Write back, word for word, the lines from the one containing "Parse this screenshot: output" to the end of the listing below. Include nothing else, and no pictures.
*** Dataset records ***
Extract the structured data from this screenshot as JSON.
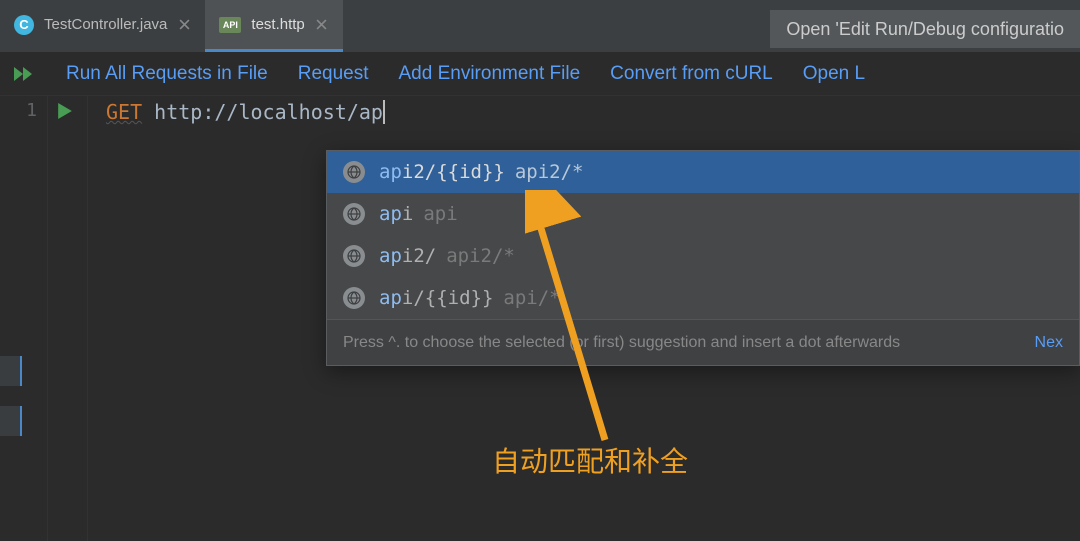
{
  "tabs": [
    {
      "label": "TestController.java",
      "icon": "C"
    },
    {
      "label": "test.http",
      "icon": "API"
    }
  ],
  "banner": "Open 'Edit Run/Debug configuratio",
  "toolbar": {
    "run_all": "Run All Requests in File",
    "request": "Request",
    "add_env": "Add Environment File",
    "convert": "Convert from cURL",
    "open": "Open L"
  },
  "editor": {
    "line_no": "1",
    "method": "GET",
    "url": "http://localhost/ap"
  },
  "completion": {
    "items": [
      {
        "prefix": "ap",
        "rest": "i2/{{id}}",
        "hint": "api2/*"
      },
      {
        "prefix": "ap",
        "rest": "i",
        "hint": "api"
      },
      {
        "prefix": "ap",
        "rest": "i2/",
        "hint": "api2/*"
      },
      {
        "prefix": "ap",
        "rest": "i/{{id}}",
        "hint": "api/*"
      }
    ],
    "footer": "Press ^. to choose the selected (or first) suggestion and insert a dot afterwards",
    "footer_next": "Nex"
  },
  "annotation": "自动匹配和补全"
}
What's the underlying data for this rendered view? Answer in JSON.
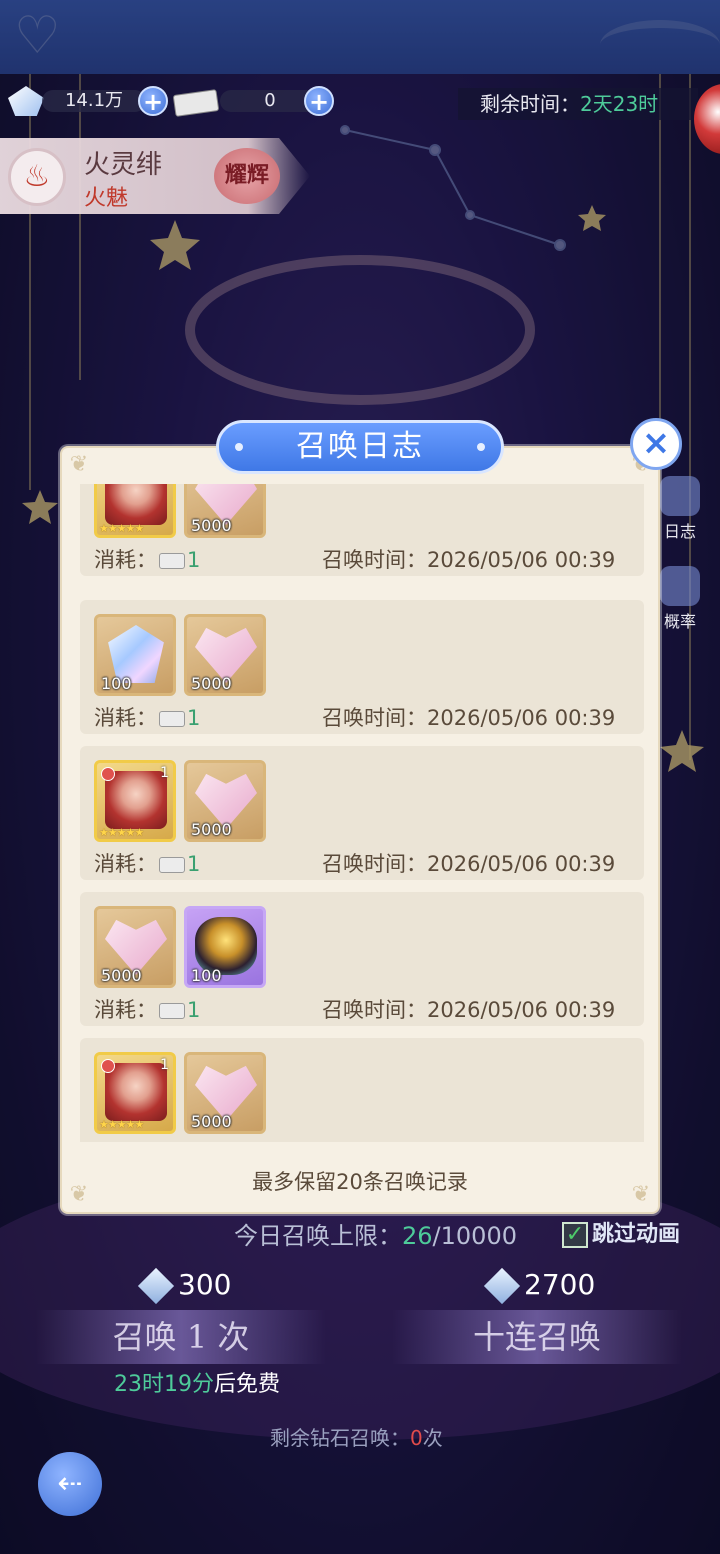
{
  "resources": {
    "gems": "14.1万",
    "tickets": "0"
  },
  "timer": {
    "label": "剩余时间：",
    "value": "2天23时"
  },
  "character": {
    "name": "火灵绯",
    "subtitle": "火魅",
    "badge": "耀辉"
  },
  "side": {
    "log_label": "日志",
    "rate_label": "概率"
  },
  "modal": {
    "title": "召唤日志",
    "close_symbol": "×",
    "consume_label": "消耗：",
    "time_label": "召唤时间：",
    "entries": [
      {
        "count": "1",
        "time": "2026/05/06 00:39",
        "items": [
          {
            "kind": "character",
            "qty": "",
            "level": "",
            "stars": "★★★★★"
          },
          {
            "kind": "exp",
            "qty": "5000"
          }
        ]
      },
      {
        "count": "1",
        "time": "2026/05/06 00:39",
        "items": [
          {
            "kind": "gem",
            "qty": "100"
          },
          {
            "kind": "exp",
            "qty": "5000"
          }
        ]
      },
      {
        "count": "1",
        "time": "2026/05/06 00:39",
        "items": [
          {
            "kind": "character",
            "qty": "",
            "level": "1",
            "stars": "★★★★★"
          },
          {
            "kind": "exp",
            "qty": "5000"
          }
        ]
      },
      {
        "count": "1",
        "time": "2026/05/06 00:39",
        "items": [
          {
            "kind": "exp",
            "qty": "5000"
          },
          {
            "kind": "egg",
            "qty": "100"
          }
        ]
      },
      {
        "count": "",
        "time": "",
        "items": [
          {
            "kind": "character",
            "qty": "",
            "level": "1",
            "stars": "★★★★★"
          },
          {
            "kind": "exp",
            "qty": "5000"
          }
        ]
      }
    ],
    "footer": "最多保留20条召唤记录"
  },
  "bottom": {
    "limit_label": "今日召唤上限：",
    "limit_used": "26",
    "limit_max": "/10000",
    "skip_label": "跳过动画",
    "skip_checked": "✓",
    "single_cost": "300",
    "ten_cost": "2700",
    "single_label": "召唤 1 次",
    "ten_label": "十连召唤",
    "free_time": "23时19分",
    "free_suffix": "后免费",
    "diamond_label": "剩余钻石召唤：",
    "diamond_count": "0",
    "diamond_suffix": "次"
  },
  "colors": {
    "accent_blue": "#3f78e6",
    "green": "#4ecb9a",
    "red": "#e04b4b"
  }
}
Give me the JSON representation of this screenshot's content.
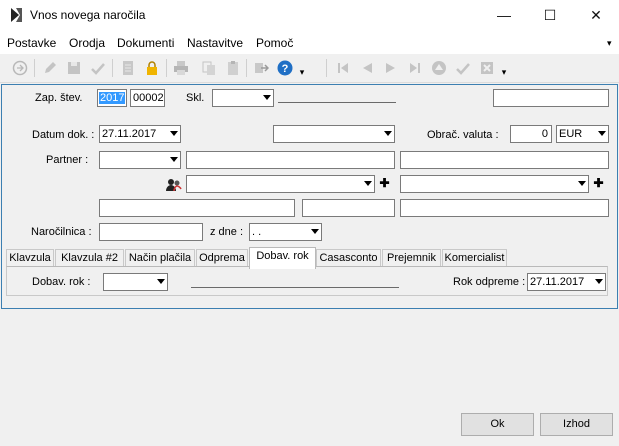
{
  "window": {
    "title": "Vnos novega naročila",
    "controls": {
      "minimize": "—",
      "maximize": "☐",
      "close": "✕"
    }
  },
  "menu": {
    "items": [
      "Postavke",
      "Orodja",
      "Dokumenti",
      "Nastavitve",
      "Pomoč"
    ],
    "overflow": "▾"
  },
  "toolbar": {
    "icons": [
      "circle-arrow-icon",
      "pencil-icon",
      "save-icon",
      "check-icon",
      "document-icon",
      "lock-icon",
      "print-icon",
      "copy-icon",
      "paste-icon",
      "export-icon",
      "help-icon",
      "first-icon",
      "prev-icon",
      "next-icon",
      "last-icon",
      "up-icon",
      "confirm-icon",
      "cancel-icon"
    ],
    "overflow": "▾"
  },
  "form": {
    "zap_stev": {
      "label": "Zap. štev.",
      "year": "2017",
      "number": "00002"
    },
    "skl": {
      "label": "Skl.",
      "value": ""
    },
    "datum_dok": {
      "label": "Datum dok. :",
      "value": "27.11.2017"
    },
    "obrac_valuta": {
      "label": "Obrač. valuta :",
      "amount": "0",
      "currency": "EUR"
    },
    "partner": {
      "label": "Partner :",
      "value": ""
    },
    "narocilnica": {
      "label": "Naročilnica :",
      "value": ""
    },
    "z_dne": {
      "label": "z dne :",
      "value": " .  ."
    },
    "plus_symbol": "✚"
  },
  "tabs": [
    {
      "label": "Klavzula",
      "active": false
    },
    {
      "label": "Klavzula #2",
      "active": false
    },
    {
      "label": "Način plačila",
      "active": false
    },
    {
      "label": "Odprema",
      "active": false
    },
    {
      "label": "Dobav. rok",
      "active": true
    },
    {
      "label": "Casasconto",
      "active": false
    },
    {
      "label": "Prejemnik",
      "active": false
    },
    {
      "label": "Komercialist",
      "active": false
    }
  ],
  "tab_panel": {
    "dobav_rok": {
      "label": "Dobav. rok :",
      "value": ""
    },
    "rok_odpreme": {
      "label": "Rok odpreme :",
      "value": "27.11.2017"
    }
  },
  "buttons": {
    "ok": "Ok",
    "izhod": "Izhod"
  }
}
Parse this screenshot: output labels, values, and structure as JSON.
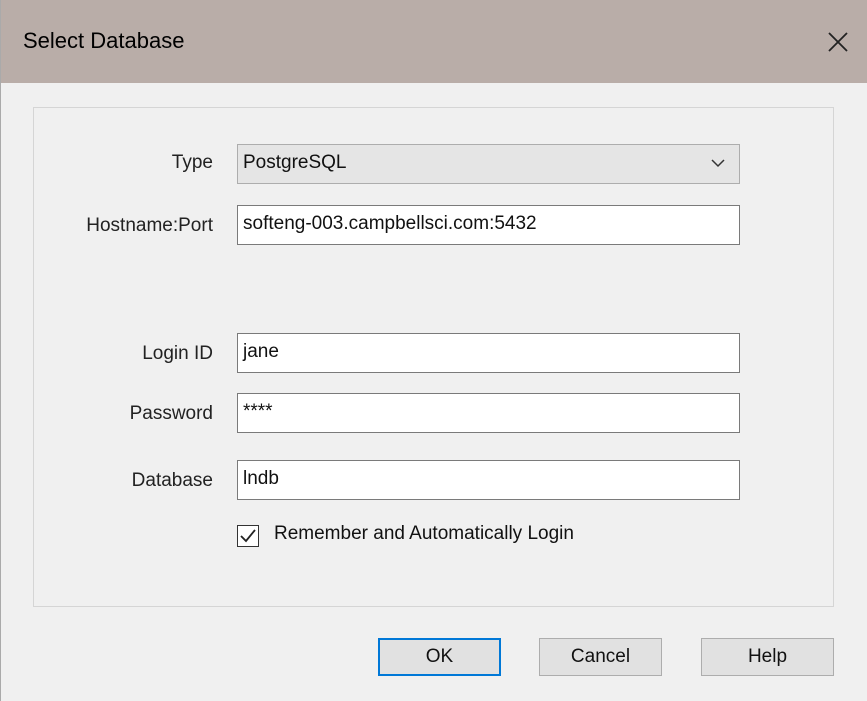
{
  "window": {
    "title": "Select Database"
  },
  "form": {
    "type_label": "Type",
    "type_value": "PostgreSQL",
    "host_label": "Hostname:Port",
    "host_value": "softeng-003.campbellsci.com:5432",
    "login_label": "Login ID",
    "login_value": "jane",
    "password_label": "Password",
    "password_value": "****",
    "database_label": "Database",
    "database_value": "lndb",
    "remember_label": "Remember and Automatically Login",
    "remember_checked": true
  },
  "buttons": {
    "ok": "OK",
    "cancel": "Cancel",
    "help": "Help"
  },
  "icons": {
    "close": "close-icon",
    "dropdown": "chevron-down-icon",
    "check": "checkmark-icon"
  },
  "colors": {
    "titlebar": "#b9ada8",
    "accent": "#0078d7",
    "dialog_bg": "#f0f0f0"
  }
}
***
### Output below
Parse this screenshot: output labels, values, and structure as JSON.
{
  "window": {
    "title": "Select Database"
  },
  "form": {
    "type_label": "Type",
    "type_value": "PostgreSQL",
    "host_label": "Hostname:Port",
    "host_value": "softeng-003.campbellsci.com:5432",
    "login_label": "Login ID",
    "login_value": "jane",
    "password_label": "Password",
    "password_value": "****",
    "database_label": "Database",
    "database_value": "lndb",
    "remember_label": "Remember and Automatically Login",
    "remember_checked": true
  },
  "buttons": {
    "ok": "OK",
    "cancel": "Cancel",
    "help": "Help"
  },
  "icons": {
    "close": "close-icon",
    "dropdown": "chevron-down-icon",
    "check": "checkmark-icon"
  },
  "colors": {
    "titlebar": "#b9ada8",
    "accent": "#0078d7",
    "dialog_bg": "#f0f0f0"
  }
}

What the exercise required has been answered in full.